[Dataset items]
• • •
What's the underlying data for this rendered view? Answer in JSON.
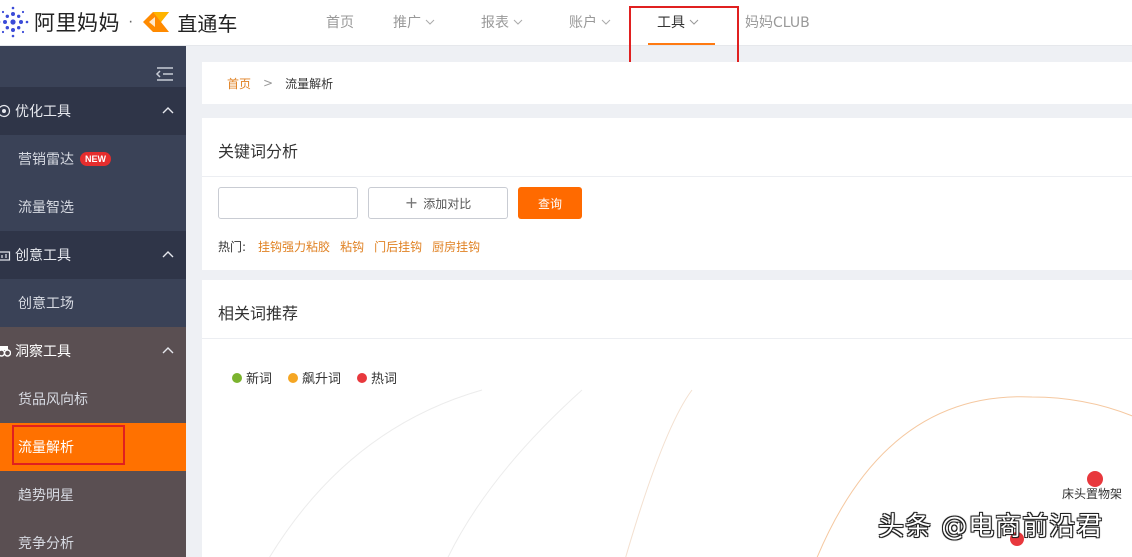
{
  "header": {
    "brand_name": "阿里妈妈",
    "brand_separator": "·",
    "product_name": "直通车",
    "nav": [
      {
        "label": "首页",
        "has_dropdown": false
      },
      {
        "label": "推广",
        "has_dropdown": true
      },
      {
        "label": "报表",
        "has_dropdown": true
      },
      {
        "label": "账户",
        "has_dropdown": true
      },
      {
        "label": "工具",
        "has_dropdown": true,
        "active": true
      },
      {
        "label": "妈妈CLUB",
        "has_dropdown": false
      }
    ],
    "accent_color": "#ff7a12"
  },
  "sidebar": {
    "groups": [
      {
        "label": "优化工具",
        "icon": "optimize-icon",
        "items": [
          {
            "label": "营销雷达",
            "badge": "NEW"
          },
          {
            "label": "流量智选"
          }
        ]
      },
      {
        "label": "创意工具",
        "icon": "creative-icon",
        "items": [
          {
            "label": "创意工场"
          }
        ]
      },
      {
        "label": "洞察工具",
        "icon": "insight-icon",
        "items": [
          {
            "label": "货品风向标"
          },
          {
            "label": "流量解析",
            "active": true
          },
          {
            "label": "趋势明星"
          },
          {
            "label": "竞争分析"
          }
        ]
      }
    ],
    "active_color": "#ff7100"
  },
  "breadcrumb": {
    "home": "首页",
    "separator": ">",
    "current": "流量解析"
  },
  "keyword_analysis": {
    "title": "关键词分析",
    "input_value": "",
    "input_placeholder": "",
    "compare_button": "添加对比",
    "query_button": "查询",
    "hot_label": "热门:",
    "hot_words": [
      "挂钩强力粘胶",
      "粘钩",
      "门后挂钩",
      "厨房挂钩"
    ]
  },
  "related_words": {
    "title": "相关词推荐",
    "legend": [
      {
        "label": "新词",
        "color": "#7bb32e"
      },
      {
        "label": "飙升词",
        "color": "#f5a623"
      },
      {
        "label": "热词",
        "color": "#e8383d"
      }
    ],
    "bubbles": [
      {
        "label": "床头置物架",
        "type": "热词"
      }
    ]
  },
  "watermark": "头条 @电商前沿君"
}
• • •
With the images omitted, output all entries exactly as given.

What's the underlying data for this rendered view? Answer in JSON.
{
  "header": {
    "brand_name": "阿里妈妈",
    "brand_separator": "·",
    "product_name": "直通车",
    "nav": [
      {
        "label": "首页",
        "has_dropdown": false
      },
      {
        "label": "推广",
        "has_dropdown": true
      },
      {
        "label": "报表",
        "has_dropdown": true
      },
      {
        "label": "账户",
        "has_dropdown": true
      },
      {
        "label": "工具",
        "has_dropdown": true,
        "active": true
      },
      {
        "label": "妈妈CLUB",
        "has_dropdown": false
      }
    ],
    "accent_color": "#ff7a12"
  },
  "sidebar": {
    "groups": [
      {
        "label": "优化工具",
        "icon": "optimize-icon",
        "items": [
          {
            "label": "营销雷达",
            "badge": "NEW"
          },
          {
            "label": "流量智选"
          }
        ]
      },
      {
        "label": "创意工具",
        "icon": "creative-icon",
        "items": [
          {
            "label": "创意工场"
          }
        ]
      },
      {
        "label": "洞察工具",
        "icon": "insight-icon",
        "items": [
          {
            "label": "货品风向标"
          },
          {
            "label": "流量解析",
            "active": true
          },
          {
            "label": "趋势明星"
          },
          {
            "label": "竞争分析"
          }
        ]
      }
    ],
    "active_color": "#ff7100"
  },
  "breadcrumb": {
    "home": "首页",
    "separator": ">",
    "current": "流量解析"
  },
  "keyword_analysis": {
    "title": "关键词分析",
    "input_value": "",
    "input_placeholder": "",
    "compare_button": "添加对比",
    "query_button": "查询",
    "hot_label": "热门:",
    "hot_words": [
      "挂钩强力粘胶",
      "粘钩",
      "门后挂钩",
      "厨房挂钩"
    ]
  },
  "related_words": {
    "title": "相关词推荐",
    "legend": [
      {
        "label": "新词",
        "color": "#7bb32e"
      },
      {
        "label": "飙升词",
        "color": "#f5a623"
      },
      {
        "label": "热词",
        "color": "#e8383d"
      }
    ],
    "bubbles": [
      {
        "label": "床头置物架",
        "type": "热词"
      }
    ]
  },
  "watermark": "头条 @电商前沿君"
}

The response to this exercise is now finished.